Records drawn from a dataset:
+++++
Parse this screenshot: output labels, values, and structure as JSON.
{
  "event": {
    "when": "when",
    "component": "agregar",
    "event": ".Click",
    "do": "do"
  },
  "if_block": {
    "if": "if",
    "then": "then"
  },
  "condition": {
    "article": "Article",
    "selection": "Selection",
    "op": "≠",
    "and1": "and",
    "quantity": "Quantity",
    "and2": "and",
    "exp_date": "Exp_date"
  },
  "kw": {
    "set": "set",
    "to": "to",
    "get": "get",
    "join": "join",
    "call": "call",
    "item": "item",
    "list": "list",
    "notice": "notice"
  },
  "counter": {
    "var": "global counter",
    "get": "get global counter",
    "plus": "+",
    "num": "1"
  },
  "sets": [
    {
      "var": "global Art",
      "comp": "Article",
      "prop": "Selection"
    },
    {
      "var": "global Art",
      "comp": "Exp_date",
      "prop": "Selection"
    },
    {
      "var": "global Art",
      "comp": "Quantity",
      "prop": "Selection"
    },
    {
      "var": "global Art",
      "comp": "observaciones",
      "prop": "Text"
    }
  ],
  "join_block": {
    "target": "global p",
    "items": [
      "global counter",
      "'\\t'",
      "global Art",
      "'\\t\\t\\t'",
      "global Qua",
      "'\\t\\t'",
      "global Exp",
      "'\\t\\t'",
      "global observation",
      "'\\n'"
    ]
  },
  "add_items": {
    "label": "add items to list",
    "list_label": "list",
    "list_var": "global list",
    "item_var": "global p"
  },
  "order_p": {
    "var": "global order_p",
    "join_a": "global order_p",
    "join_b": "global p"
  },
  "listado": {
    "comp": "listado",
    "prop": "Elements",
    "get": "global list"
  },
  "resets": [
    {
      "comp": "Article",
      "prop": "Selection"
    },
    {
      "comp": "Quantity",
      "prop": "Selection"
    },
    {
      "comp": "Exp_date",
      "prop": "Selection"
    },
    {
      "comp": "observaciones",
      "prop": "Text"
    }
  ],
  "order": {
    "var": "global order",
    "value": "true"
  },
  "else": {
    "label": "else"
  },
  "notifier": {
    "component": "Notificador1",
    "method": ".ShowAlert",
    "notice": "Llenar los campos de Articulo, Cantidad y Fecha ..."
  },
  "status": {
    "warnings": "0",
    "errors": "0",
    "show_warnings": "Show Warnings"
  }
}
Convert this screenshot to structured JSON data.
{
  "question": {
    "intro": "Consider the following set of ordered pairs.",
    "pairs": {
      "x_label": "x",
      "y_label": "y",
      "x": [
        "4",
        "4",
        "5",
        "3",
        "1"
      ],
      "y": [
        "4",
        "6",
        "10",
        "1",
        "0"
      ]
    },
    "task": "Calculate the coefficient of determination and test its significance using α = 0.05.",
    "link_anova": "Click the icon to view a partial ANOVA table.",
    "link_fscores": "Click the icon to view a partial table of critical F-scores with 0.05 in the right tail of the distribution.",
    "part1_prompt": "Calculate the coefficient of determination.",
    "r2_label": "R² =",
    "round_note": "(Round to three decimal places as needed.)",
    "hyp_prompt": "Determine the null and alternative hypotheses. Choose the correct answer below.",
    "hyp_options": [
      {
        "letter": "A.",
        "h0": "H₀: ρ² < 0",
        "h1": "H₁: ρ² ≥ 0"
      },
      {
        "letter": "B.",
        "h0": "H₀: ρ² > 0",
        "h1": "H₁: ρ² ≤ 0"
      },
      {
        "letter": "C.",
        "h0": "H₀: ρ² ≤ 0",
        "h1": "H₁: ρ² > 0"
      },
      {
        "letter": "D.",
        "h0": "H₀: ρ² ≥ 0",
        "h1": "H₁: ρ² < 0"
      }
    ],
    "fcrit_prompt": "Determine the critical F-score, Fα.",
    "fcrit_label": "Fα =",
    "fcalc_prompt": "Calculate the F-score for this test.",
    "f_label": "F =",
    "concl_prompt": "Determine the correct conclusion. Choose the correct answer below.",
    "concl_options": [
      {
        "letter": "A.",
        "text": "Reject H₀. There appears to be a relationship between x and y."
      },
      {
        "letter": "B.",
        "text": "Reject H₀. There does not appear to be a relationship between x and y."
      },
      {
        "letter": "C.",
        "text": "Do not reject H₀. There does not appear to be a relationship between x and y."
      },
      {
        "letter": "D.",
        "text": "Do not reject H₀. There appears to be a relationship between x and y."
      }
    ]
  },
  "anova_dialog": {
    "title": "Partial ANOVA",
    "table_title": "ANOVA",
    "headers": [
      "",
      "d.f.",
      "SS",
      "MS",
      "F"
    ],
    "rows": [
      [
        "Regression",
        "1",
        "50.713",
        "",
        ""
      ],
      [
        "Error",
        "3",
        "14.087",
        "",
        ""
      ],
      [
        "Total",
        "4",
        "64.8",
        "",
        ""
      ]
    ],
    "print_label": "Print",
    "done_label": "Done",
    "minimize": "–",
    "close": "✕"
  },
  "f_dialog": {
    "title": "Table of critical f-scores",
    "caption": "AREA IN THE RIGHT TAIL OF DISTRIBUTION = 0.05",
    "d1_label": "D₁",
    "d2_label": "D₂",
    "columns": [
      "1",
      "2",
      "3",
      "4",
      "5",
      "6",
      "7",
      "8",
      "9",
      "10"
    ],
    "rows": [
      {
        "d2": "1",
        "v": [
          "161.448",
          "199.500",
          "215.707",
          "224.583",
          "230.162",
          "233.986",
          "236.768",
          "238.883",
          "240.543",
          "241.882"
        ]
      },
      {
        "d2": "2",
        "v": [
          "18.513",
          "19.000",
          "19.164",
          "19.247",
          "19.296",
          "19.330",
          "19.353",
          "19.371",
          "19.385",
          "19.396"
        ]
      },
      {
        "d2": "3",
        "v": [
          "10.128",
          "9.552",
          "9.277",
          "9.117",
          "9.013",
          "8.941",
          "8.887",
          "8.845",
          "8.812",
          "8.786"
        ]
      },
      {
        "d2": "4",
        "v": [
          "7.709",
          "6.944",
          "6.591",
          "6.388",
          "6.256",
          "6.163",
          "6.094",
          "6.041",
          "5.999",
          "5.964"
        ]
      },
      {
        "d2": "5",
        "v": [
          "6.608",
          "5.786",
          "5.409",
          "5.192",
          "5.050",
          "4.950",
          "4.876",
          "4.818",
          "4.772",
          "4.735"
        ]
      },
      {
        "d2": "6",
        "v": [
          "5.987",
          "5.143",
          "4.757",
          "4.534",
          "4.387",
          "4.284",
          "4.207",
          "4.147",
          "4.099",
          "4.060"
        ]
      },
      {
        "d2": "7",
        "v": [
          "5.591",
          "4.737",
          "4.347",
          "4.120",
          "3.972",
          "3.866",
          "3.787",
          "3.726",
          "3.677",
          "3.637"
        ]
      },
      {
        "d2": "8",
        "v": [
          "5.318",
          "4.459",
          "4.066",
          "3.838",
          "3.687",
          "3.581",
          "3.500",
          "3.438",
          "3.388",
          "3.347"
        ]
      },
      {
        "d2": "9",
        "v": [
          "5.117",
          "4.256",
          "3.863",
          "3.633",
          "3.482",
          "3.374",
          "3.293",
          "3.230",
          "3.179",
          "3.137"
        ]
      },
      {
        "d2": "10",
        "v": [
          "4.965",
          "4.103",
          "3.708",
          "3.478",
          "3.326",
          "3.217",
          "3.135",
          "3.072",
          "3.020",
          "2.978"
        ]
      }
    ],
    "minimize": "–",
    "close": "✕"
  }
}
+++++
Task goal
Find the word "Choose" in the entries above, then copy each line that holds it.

Exercise solution
    "hyp_prompt": "Determine the null and alternative hypotheses. Choose the correct answer below.",
    "concl_prompt": "Determine the correct conclusion. Choose the correct answer below.",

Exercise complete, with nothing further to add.